Tucked in a corner of southern Ecuador near the Peruvian border and spanning 360,000 acres, Podocarpus National Park includes cloud forests, high-altitude grasslands, and a series of small Andean lakes. Huge swaths of exposed volcanic rockface stand out among steep, green mountainsides. Not only is Podocarpus important for protecting biological diversity, but it is also critical for the more than one million people who draw their water from four rivers with headwaters in the park.
The Podocarpus National Park area has one of the largest concentrations of bird species in Ecuador, with more than 500 registered species, although some experts believe that number could be as high as 800. Some of the most threatened birds in Ecuador have healthy populations in and around the park, such as coppery-chested jacamar, bearded guan, Equatorial graytail and Peruvian antpitta.
More than 40 mammal species occur in the area, including the jaguar, wooly tapir, Andean bear, pudú (the smallest deer in the world), giant armadillo and Neotropical otter.
According to a Birdlife International study, the area is estimated to have more than 260 butterfly species and more than 1,200 moth species.
Podocarpus is a paradise for plants, with around 3,000 different species of vascular plants, many of which are endemic (see sidebar). The park was created in 1982 to shelter the largest remaining forest of three species of the tree genus Podocarpus.
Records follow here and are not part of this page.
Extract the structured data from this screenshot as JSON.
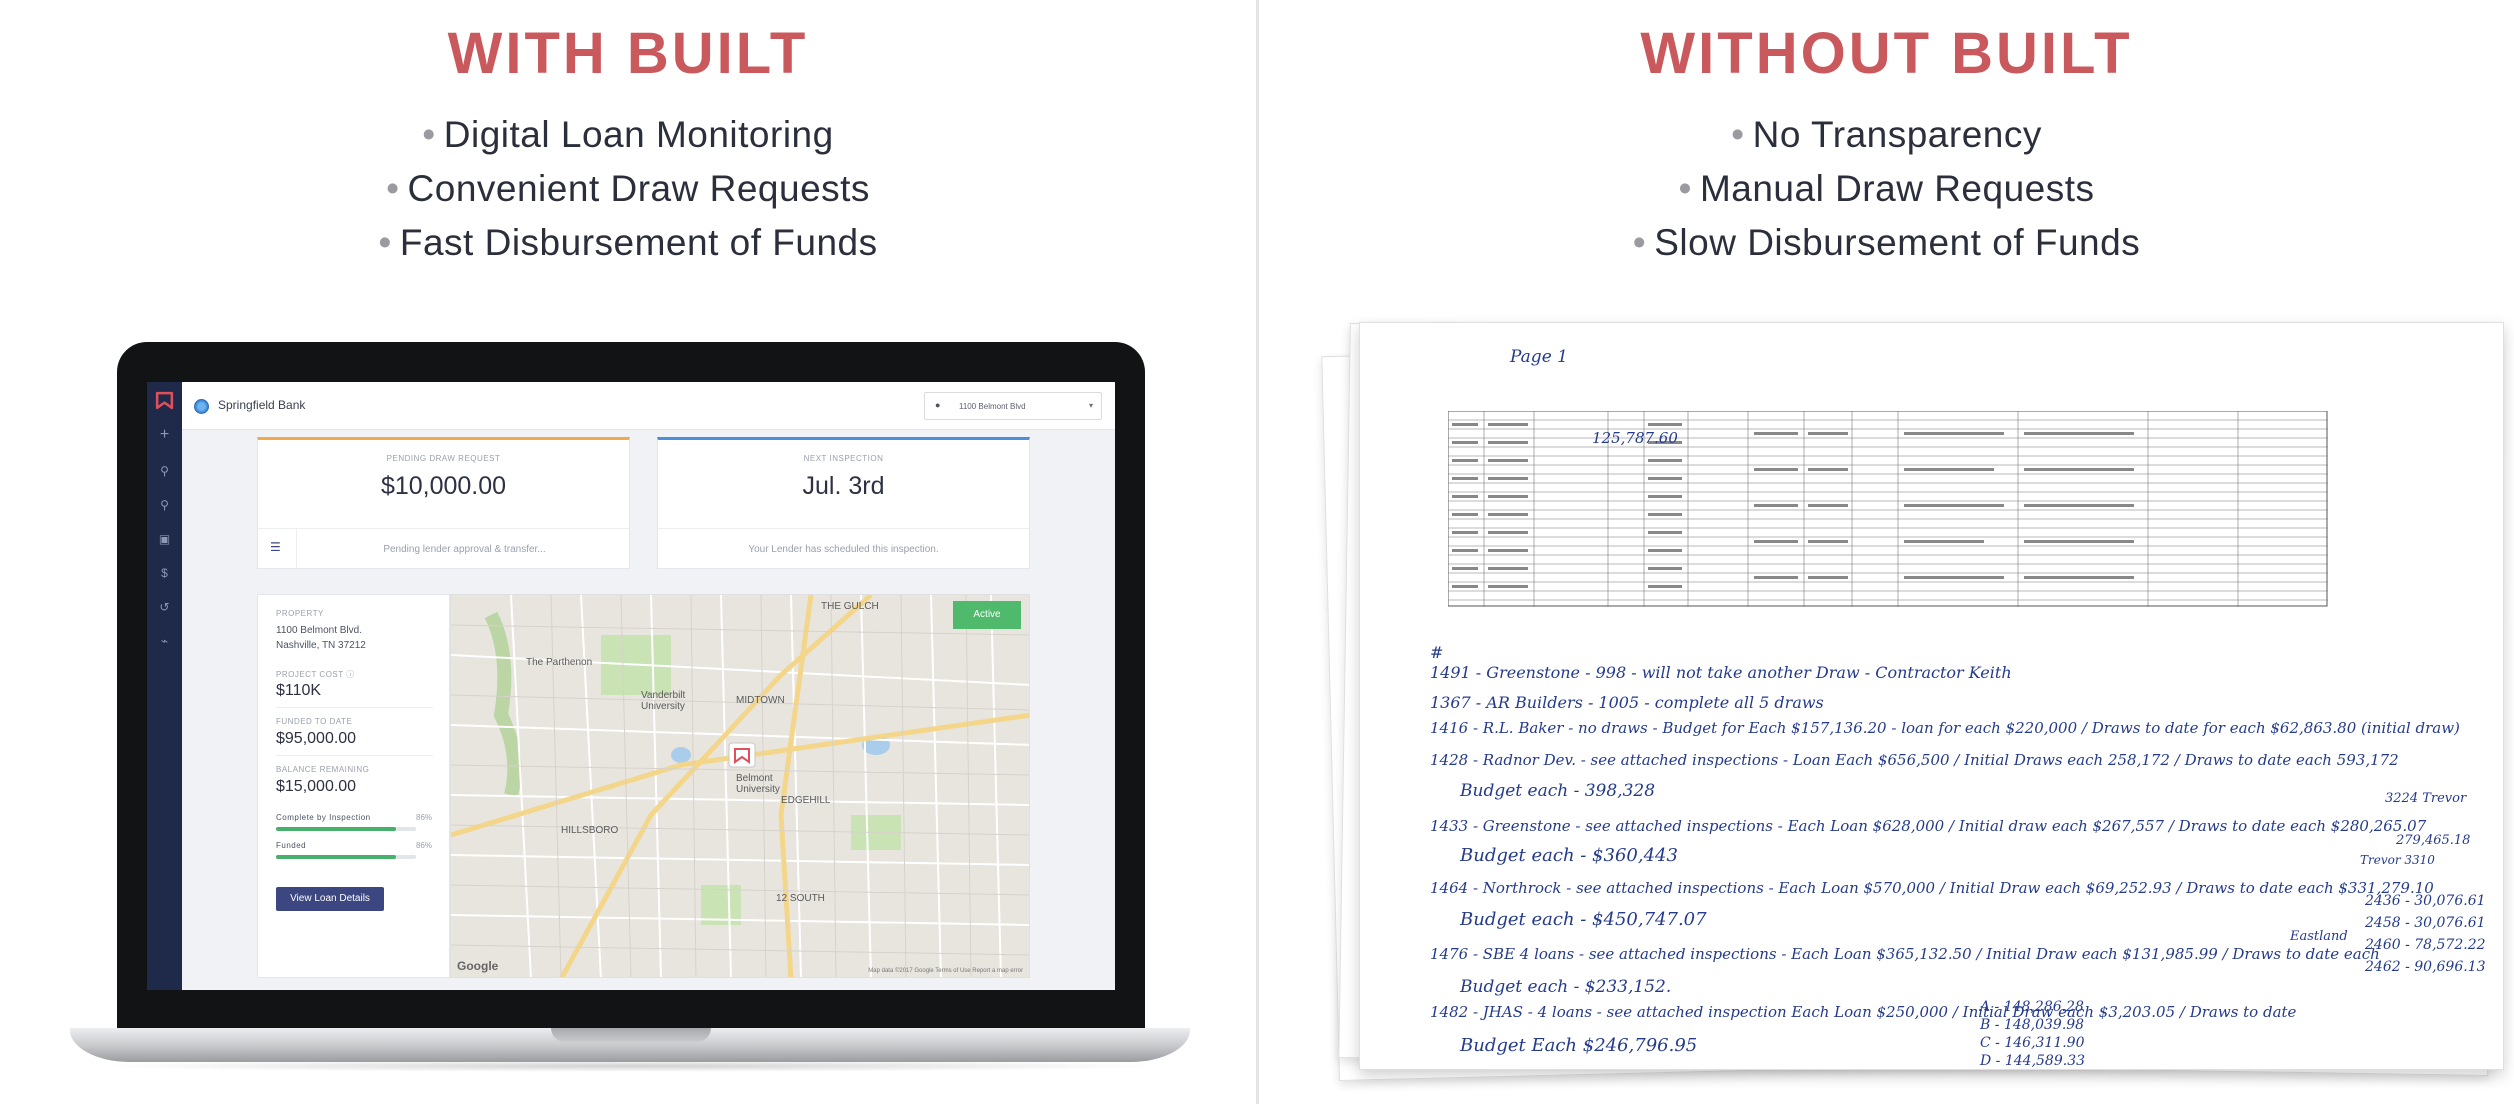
{
  "left": {
    "heading": "WITH BUILT",
    "bullets": [
      "Digital Loan Monitoring",
      "Convenient Draw Requests",
      "Fast Disbursement of Funds"
    ]
  },
  "right": {
    "heading": "WITHOUT BUILT",
    "bullets": [
      "No Transparency",
      "Manual Draw Requests",
      "Slow Disbursement of Funds"
    ]
  },
  "app": {
    "bank_name": "Springfield Bank",
    "address_select": "1100 Belmont Blvd",
    "pending_card": {
      "label": "PENDING DRAW REQUEST",
      "value": "$10,000.00",
      "note": "Pending lender approval & transfer..."
    },
    "inspection_card": {
      "label": "NEXT INSPECTION",
      "value": "Jul. 3rd",
      "note": "Your Lender has scheduled this inspection."
    },
    "property": {
      "label": "PROPERTY",
      "address_line1": "1100 Belmont Blvd.",
      "address_line2": "Nashville, TN 37212",
      "cost_label": "PROJECT COST",
      "cost": "$110K",
      "funded_label": "FUNDED TO DATE",
      "funded": "$95,000.00",
      "balance_label": "BALANCE REMAINING",
      "balance": "$15,000.00",
      "complete_label": "Complete by Inspection",
      "complete_pct": "86%",
      "complete_fraction": 0.86,
      "funded_bar_label": "Funded",
      "funded_pct": "86%",
      "funded_fraction": 0.86,
      "button": "View Loan Details"
    },
    "map": {
      "status": "Active",
      "labels": [
        "THE GULCH",
        "EDGEHILL",
        "MIDTOWN",
        "Vanderbilt University",
        "Belmont University",
        "12 SOUTH",
        "The Parthenon",
        "HILLSBORO"
      ],
      "attribution": "Map data ©2017 Google   Terms of Use   Report a map error",
      "brand": "Google"
    }
  },
  "paper": {
    "page_label": "Page 1",
    "margin_number": "125,787.60",
    "hash_mark": "#",
    "lines": [
      "1491 - Greenstone - 998 - will not take another Draw - Contractor Keith",
      "1367 - AR Builders - 1005 - complete all 5 draws",
      "1416 - R.L. Baker - no draws - Budget for Each $157,136.20 - loan for each $220,000 / Draws to date for each $62,863.80 (initial draw)",
      "1428 - Radnor Dev. - see attached inspections - Loan Each $656,500 / Initial Draws each 258,172 / Draws to date each 593,172",
      "Budget each - 398,328",
      "1433 - Greenstone - see attached inspections - Each Loan $628,000 / Initial draw each $267,557 / Draws to date each $280,265.07",
      "Budget each - $360,443",
      "1464 - Northrock - see attached inspections - Each Loan $570,000 / Initial Draw each $69,252.93 / Draws to date each $331,279.10",
      "Budget each - $450,747.07",
      "1476 - SBE 4 loans - see attached inspections - Each Loan $365,132.50 / Initial Draw each $131,985.99 / Draws to date each",
      "Budget each - $233,152.",
      "1482 - JHAS - 4 loans - see attached inspection Each Loan $250,000 / Initial Draw each $3,203.05 / Draws to date",
      "Budget Each $246,796.95"
    ],
    "side_notes": [
      "3224 Trevor",
      "279,465.18",
      "Trevor 3310",
      "2436 - 30,076.61",
      "2458 - 30,076.61",
      "2460 - 78,572.22",
      "2462 - 90,696.13",
      "Eastland"
    ],
    "sub_notes": [
      "A - 148,286.28",
      "B - 148,039.98",
      "C - 146,311.90",
      "D - 144,589.33",
      "144,589.33"
    ]
  }
}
Commonly referred to as “Romerillo,” the Podocarpus is the only native conifer in the Ecuadorian Andes.
Why the Conservancy Works Here
Podocarpus National Park and its surrounding areas are important for conservation due their high concentration of species, many of which are endemic. Heavy agricultural activity in the area, as well as infrastructure projects such as mining and road development, have impacted the biological diversity of the park and the freshwater it provides to more than one million people. As the only protected area in southern Ecuador, Podocarpus resembles an island surrounded by productive lands. Isolation can represent a threat to maintaining healthy populations of the park's flora and fauna.
What the Conservancy is Doing
Designing wildlife corridors: The Conservancy and Fundación Arcoiris are deploying a new strategy to establish “biological corridors” that link protected areas and allow flora and fauna to expand their territory. Fundación Arcoiris, with support from the Conservancy and Conservation International, undertook several technical studies to design the corridor. The first step involved assessing 1.2 million acres using as criteria the habitat requirements of the spectacled bear. The spectacled bear, South America’ only bear species, served as “umbrella” species for the study, as its survival depends on large extensions of land for food and shelter. The study showed that the bear is using habitat both inside and outside Podocarpus National Park, and this information guided the design of the corridors.
Establishing new protected areas: The Conservancy supported the social component of a study required by the Ecuadorian government to facilitate the declaration of new protected areas that link Podocarpus with other natural areas. Several workshops were held with local communities and local authorities to discuss the importance of conserving these special forests. Local communities are supportive of this initiative because they are interested in protecting their water supply.
Leading the way towards sustainability: Fundación Arcoiris is working to design a water fund to safeguard Podocarpus National Park’s watersheds. The Pro-Cuencas Podocarpus Fund was established in early 2006 and it is supported by city of Zamora, Fundación Arcoiris, the Ecuadorian Ministry of Environment, the Universidad Tecnica de Loja, Conservation International and the Ecuadorian National Environmental Fund. It aims to capitalize resources through private donors, local corporations and bilateral cooperation in order to provide for watershed protection and conservation projects.